**TASK PROMPT**
Every entry must be given again exactly as it is written.

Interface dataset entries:
▼

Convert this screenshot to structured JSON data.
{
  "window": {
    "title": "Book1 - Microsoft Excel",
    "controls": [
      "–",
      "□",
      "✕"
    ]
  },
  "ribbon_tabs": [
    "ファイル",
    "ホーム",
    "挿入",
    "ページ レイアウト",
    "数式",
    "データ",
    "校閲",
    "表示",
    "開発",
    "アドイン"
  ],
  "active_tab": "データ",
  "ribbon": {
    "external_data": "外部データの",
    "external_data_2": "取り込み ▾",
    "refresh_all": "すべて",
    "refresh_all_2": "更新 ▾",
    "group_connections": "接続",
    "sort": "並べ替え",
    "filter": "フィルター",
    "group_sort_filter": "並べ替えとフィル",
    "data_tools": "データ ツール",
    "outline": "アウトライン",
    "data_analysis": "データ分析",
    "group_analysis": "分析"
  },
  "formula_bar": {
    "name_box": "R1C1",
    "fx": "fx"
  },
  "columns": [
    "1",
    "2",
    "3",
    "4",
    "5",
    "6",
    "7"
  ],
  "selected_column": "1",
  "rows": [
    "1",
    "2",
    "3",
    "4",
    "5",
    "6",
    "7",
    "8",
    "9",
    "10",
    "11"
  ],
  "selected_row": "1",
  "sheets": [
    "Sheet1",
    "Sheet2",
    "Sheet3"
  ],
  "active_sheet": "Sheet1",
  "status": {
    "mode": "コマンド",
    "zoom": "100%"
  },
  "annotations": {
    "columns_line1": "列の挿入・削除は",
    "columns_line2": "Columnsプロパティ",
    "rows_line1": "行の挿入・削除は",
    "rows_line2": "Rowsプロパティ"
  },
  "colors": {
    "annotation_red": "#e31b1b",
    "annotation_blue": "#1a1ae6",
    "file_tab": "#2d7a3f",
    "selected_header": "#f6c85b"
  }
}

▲

**SOLVED PROBLEM**
Convert this screenshot to structured JSON data.
{
  "window": {
    "title": "Book1 - Microsoft Excel",
    "controls": [
      "–",
      "□",
      "✕"
    ]
  },
  "ribbon_tabs": [
    "ファイル",
    "ホーム",
    "挿入",
    "ページ レイアウト",
    "数式",
    "データ",
    "校閲",
    "表示",
    "開発",
    "アドイン"
  ],
  "active_tab": "データ",
  "ribbon": {
    "external_data": "外部データの",
    "external_data_2": "取り込み ▾",
    "refresh_all": "すべて",
    "refresh_all_2": "更新 ▾",
    "group_connections": "接続",
    "sort": "並べ替え",
    "filter": "フィルター",
    "group_sort_filter": "並べ替えとフィル",
    "data_tools": "データ ツール",
    "outline": "アウトライン",
    "data_analysis": "データ分析",
    "group_analysis": "分析"
  },
  "formula_bar": {
    "name_box": "R1C1",
    "fx": "fx"
  },
  "columns": [
    "1",
    "2",
    "3",
    "4",
    "5",
    "6",
    "7"
  ],
  "selected_column": "1",
  "rows": [
    "1",
    "2",
    "3",
    "4",
    "5",
    "6",
    "7",
    "8",
    "9",
    "10",
    "11"
  ],
  "selected_row": "1",
  "sheets": [
    "Sheet1",
    "Sheet2",
    "Sheet3"
  ],
  "active_sheet": "Sheet1",
  "status": {
    "mode": "コマンド",
    "zoom": "100%"
  },
  "annotations": {
    "columns_line1": "列の挿入・削除は",
    "columns_line2": "Columnsプロパティ",
    "rows_line1": "行の挿入・削除は",
    "rows_line2": "Rowsプロパティ"
  },
  "colors": {
    "annotation_red": "#e31b1b",
    "annotation_blue": "#1a1ae6",
    "file_tab": "#2d7a3f",
    "selected_header": "#f6c85b"
  }
}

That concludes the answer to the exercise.